From the October 2 edition of MSNBC's Morning Joe:
JOE SCARBOROUGH: Charles, an impassioned plea by the president. I do wonder though, yes, there is mentally illness across the globe, but I guess Howard would probably agree with me that some European countries are far more advanced in taking care of mental illness than we in America are. I mean, we've been dragging out feet. What do we do if you're a defender of the Second Amendment but you find these attacks abhorrent and states like Oregon had done “all the right things.” What can we do to keep guns out of the hands of people with mental illnesses.

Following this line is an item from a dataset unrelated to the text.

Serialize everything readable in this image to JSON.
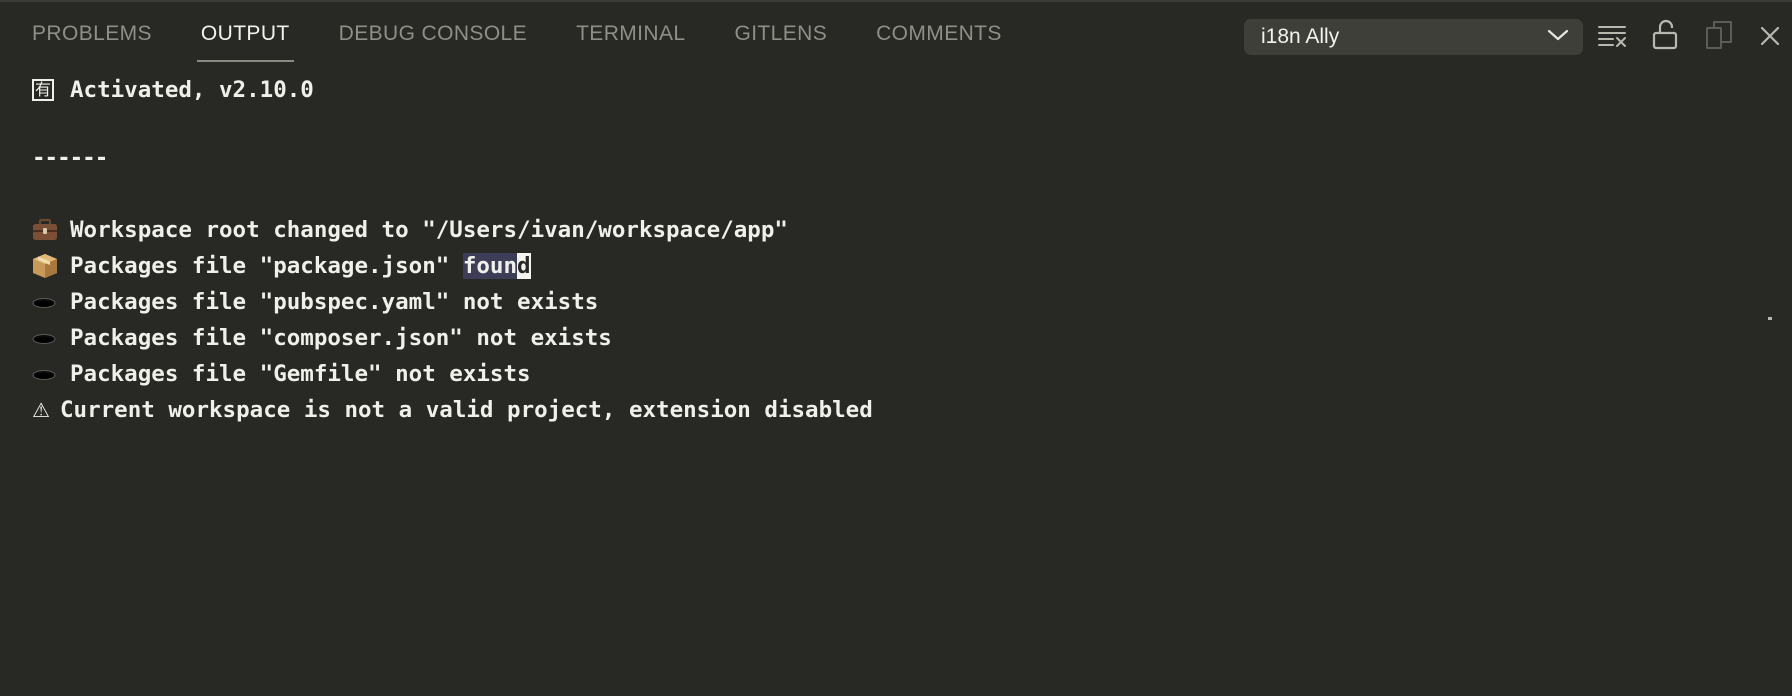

CHARLES C.W. COOKE: Look, I think it's very difficult and I think that it's different. There's a difference between saying are we upset? Yes, we are. And is the president upset? Yes he is. And does the president have the slightest clue as to how we fix this? I mean, let's look at what he proposed in the past. He proposed universal background checks. Now, Oregon had background checks as you say. The argument for universal background checks is that guns can come in from other states, but that's an anti-crime measure. That doesn't stop mass shootings. No mass shooter seems to get their guns in any sense that would intersect with private sales. They either buy them from a dealer or they get them illegally. Obama also wanted a so-called assault weapons ban. Well that doesn't seem to have much of an effect here either given that the shooter had three handguns. And similarly he had --
SCARBOROUGH: And by the way, Michael Bloomberg, when I was talking to Michael, when I was talking to the mayor after Newtown -- he said the assault weapon ban bill, he goes that's a big bright shiny light. That it's used sometimes and it's horrifying but the mayor talked about, if we're going to reduce gun deaths, he talks about background checks which I support but also the trafficking of it. Isn't it true that only like 3 percent of murders and crimes are committed with guns from people who actually purchase those guns. Isn't this a big trafficking problem too?
COOKE: Sure, sure. But again, we have a problem in the United States with stopping contraband. We've never been able to do it effectively. We couldn't do it during prohibition, we don't do it during the drug war. In fact, if anything, if you look at the way our attitudes towards policing are changing, we're more and more reluctant to go after people, especially minorities and those who would be more vulnerable and search them, and check them for items -- drugs, guns -- that we don't want them to have.